* **Data about app and page elements**

# # # # #

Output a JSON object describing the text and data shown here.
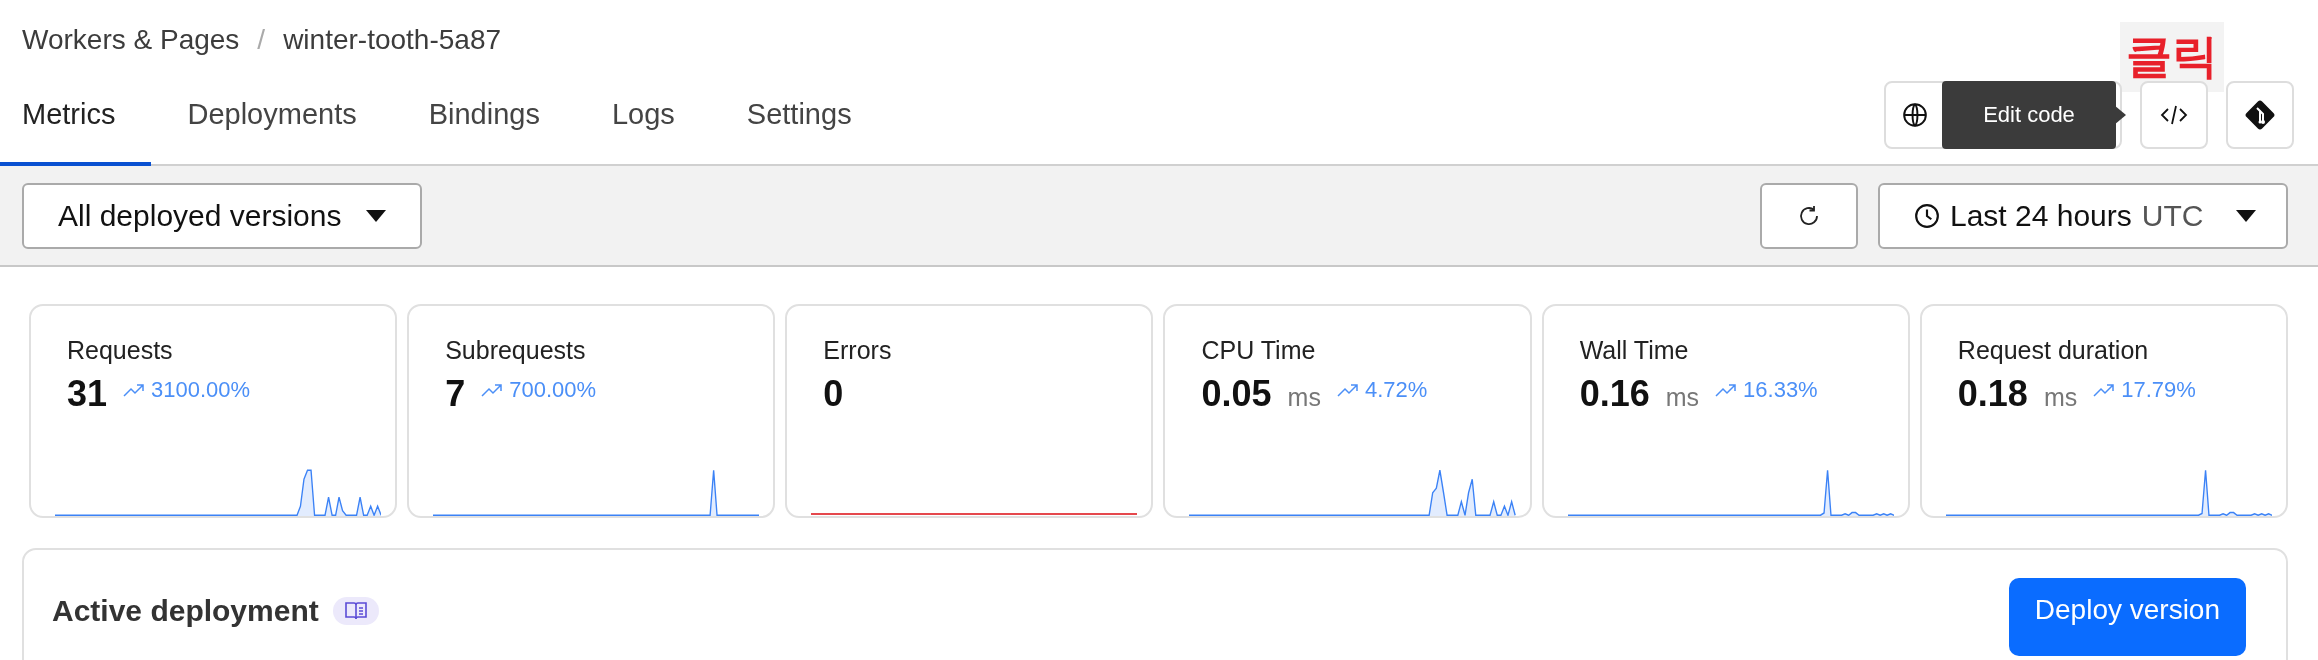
{
  "breadcrumb": [
    "Workers & Pages",
    "/",
    "winter-tooth-5a87"
  ],
  "annotation": "클릭",
  "tabs": [
    {
      "label": "Metrics",
      "selected": true
    },
    {
      "label": "Deployments",
      "selected": false
    },
    {
      "label": "Bindings",
      "selected": false
    },
    {
      "label": "Logs",
      "selected": false
    },
    {
      "label": "Settings",
      "selected": false
    }
  ],
  "tooltip": "Edit code",
  "toolbar": {
    "version_filter": "All deployed versions",
    "time_range": "Last 24 hours",
    "timezone": "UTC"
  },
  "metrics": [
    {
      "title": "Requests",
      "value": "31",
      "change": "3100.00%",
      "color": "#3b82f6"
    },
    {
      "title": "Subrequests",
      "value": "7",
      "change": "700.00%",
      "color": "#3b82f6"
    },
    {
      "title": "Errors",
      "value": "0",
      "color": "#e5484d"
    },
    {
      "title": "CPU Time",
      "value": "0.05",
      "unit": "ms",
      "change": "4.72%",
      "color": "#3b82f6"
    },
    {
      "title": "Wall Time",
      "value": "0.16",
      "unit": "ms",
      "change": "16.33%",
      "color": "#3b82f6"
    },
    {
      "title": "Request duration",
      "value": "0.18",
      "unit": "ms",
      "change": "17.79%",
      "color": "#3b82f6"
    }
  ],
  "deployment": {
    "heading": "Active deployment",
    "button": "Deploy version"
  }
}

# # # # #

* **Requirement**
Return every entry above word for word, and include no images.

* **Expected output**
Output a JSON object describing the text and data shown here.
{
  "breadcrumb": [
    "Workers & Pages",
    "/",
    "winter-tooth-5a87"
  ],
  "annotation": "클릭",
  "tabs": [
    {
      "label": "Metrics",
      "selected": true
    },
    {
      "label": "Deployments",
      "selected": false
    },
    {
      "label": "Bindings",
      "selected": false
    },
    {
      "label": "Logs",
      "selected": false
    },
    {
      "label": "Settings",
      "selected": false
    }
  ],
  "tooltip": "Edit code",
  "toolbar": {
    "version_filter": "All deployed versions",
    "time_range": "Last 24 hours",
    "timezone": "UTC"
  },
  "metrics": [
    {
      "title": "Requests",
      "value": "31",
      "change": "3100.00%",
      "color": "#3b82f6"
    },
    {
      "title": "Subrequests",
      "value": "7",
      "change": "700.00%",
      "color": "#3b82f6"
    },
    {
      "title": "Errors",
      "value": "0",
      "color": "#e5484d"
    },
    {
      "title": "CPU Time",
      "value": "0.05",
      "unit": "ms",
      "change": "4.72%",
      "color": "#3b82f6"
    },
    {
      "title": "Wall Time",
      "value": "0.16",
      "unit": "ms",
      "change": "16.33%",
      "color": "#3b82f6"
    },
    {
      "title": "Request duration",
      "value": "0.18",
      "unit": "ms",
      "change": "17.79%",
      "color": "#3b82f6"
    }
  ],
  "deployment": {
    "heading": "Active deployment",
    "button": "Deploy version"
  }
}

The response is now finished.